§ **The problem**
Every record needs to be restated word for word.

§ **Given records**

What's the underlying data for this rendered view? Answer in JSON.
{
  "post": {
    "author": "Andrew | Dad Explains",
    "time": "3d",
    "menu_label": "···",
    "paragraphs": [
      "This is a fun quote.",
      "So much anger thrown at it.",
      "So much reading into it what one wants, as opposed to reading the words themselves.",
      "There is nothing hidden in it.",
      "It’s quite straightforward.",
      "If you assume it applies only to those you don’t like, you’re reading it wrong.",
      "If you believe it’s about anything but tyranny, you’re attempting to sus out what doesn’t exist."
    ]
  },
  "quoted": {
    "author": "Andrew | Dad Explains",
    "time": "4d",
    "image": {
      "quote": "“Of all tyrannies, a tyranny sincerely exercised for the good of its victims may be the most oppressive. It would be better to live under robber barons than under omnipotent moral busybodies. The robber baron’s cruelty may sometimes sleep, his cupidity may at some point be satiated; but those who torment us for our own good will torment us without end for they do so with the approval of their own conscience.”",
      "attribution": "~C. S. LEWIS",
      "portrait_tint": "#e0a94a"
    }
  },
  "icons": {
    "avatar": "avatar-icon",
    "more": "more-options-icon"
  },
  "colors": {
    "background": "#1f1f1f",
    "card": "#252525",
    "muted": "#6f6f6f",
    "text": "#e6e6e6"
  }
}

§ **Result for this task**
What's the underlying data for this rendered view? Answer in JSON.
{
  "post": {
    "author": "Andrew | Dad Explains",
    "time": "3d",
    "menu_label": "···",
    "paragraphs": [
      "This is a fun quote.",
      "So much anger thrown at it.",
      "So much reading into it what one wants, as opposed to reading the words themselves.",
      "There is nothing hidden in it.",
      "It’s quite straightforward.",
      "If you assume it applies only to those you don’t like, you’re reading it wrong.",
      "If you believe it’s about anything but tyranny, you’re attempting to sus out what doesn’t exist."
    ]
  },
  "quoted": {
    "author": "Andrew | Dad Explains",
    "time": "4d",
    "image": {
      "quote": "“Of all tyrannies, a tyranny sincerely exercised for the good of its victims may be the most oppressive. It would be better to live under robber barons than under omnipotent moral busybodies. The robber baron’s cruelty may sometimes sleep, his cupidity may at some point be satiated; but those who torment us for our own good will torment us without end for they do so with the approval of their own conscience.”",
      "attribution": "~C. S. LEWIS",
      "portrait_tint": "#e0a94a"
    }
  },
  "icons": {
    "avatar": "avatar-icon",
    "more": "more-options-icon"
  },
  "colors": {
    "background": "#1f1f1f",
    "card": "#252525",
    "muted": "#6f6f6f",
    "text": "#e6e6e6"
  }
}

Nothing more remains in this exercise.